Reserve Bank of India [ Representational image]Reuters/Vivek Prakash

Accepting RBI's norms of payment service rules on data localisation, Google has sought an extension to meet the deadline for local storage of data in India. 

This comes on the backdrop of a directive by the central bank in April this year where it had asked payments system operators to store all data, including full end-to-end transaction details collected, within the country to ensure the security of users' data.

Last month Google CEO Sundar Pichai and Law & IT Minister Ravi Shankar Prasad had met in California. During the meeting, the Technology giant had accepted the Central government regulations of local storage norms regarding its payment service app Google Pay, earlier named as 'Tez'

Google has sought time till December to comply as the current deadline put by RBI is October 15 to store all the information in the country.
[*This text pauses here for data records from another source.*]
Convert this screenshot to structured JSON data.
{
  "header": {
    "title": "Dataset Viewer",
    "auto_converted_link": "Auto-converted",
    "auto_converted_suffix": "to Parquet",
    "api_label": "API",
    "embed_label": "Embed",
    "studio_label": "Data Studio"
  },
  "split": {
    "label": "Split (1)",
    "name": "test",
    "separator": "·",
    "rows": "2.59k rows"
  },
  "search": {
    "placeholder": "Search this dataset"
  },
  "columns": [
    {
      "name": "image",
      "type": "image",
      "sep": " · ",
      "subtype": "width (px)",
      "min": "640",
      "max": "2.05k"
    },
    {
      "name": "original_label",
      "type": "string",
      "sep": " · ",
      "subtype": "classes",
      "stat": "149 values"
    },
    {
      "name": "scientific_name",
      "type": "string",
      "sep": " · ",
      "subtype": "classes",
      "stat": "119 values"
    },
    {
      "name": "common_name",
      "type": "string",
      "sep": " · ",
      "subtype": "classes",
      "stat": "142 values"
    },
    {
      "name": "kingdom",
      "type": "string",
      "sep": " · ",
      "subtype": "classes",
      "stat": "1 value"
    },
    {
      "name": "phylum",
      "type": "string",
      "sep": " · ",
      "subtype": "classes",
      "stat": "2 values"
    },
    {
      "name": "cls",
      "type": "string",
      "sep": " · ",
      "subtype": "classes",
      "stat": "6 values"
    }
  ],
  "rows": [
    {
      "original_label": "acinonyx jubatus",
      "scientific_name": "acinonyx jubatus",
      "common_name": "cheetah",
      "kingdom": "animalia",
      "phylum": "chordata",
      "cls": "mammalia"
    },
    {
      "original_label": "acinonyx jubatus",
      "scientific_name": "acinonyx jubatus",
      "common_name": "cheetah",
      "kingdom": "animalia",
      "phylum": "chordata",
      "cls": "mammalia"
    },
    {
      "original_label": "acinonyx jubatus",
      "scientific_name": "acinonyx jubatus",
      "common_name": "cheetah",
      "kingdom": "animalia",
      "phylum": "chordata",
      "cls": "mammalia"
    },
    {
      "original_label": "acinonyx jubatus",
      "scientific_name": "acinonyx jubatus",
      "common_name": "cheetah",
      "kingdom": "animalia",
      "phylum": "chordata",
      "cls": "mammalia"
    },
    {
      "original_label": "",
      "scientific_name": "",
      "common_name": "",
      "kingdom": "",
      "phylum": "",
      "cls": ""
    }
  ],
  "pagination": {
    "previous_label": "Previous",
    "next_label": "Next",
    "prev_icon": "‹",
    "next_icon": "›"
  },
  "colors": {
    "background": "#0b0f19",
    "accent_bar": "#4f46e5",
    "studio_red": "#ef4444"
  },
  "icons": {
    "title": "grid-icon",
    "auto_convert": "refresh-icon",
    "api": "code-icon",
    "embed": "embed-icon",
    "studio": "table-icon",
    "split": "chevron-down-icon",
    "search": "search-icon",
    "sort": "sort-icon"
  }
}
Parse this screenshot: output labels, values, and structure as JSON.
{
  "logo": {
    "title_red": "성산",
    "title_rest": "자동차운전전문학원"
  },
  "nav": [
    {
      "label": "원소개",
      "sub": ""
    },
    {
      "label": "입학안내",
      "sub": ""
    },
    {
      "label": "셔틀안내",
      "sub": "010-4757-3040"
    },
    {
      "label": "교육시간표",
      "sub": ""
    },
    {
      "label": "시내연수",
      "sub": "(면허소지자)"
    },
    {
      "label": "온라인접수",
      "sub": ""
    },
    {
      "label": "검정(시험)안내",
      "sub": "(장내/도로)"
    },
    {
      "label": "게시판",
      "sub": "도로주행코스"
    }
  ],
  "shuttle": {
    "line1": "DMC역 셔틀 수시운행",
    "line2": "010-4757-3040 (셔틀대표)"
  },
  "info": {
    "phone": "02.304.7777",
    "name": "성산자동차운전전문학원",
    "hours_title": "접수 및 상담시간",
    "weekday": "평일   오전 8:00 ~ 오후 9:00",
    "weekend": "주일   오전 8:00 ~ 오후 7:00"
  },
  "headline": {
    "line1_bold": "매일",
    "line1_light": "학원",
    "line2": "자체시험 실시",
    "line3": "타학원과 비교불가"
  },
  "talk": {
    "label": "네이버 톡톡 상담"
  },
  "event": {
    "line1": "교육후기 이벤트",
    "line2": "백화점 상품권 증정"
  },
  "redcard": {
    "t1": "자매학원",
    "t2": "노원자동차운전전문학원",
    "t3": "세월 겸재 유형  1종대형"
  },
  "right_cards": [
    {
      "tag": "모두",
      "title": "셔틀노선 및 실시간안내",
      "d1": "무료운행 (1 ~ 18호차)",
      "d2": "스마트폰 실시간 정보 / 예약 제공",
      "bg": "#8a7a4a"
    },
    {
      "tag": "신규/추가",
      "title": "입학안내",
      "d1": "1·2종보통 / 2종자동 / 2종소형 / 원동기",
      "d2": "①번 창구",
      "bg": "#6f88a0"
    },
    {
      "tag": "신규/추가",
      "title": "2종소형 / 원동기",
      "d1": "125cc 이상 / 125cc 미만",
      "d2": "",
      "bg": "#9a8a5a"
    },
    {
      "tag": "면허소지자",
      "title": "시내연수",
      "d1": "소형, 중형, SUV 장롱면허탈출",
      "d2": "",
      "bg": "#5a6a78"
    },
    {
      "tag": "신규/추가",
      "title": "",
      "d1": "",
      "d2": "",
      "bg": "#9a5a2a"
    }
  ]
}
Apart from Google Pay, Visa, American Express, Facebook, PayPal, and Mastercard are also required to store the data in India.

Google Logo
Google app icon seen on a smartphone screenREUTERS/Dado Ruvic

According to a report by Reuters, US trade groups, representing companies such as Amazon, American Express and Microsoft, have opposed India's push to store data locally and the issue could further undermine already strained economic relations between India and the US

Experts are of the opinion that Google Pay has a   limited customer base and only domestic transactions take place on its platform, whereas Visa and Mastercard have to process much more data most of which is cross-border transactions.

The Google spokesperson said that soaring data flows generate more economic value and hence the socio-economic impact of restricting data flows must be thoroughly considered while framing any policy. There is a need to find practical and contemporary solutions to policy issues in line with global best practices, Indian express quoted.

In an interview with Mint, Hany Fam, president, enterprise partnerships, Mastercard, while agreeing that the regulations will pose financial implications for companies, proposed for a clear distinction between storage norms of personally identifiable information (PII) and non-PII data.

PII is any data that could potentially identify a specific individual including name, social security number, date and place of birth and biometric records, etc.

The order was issued at the time when Zuckerberg led Facebook faced a global backlash over breach of user data.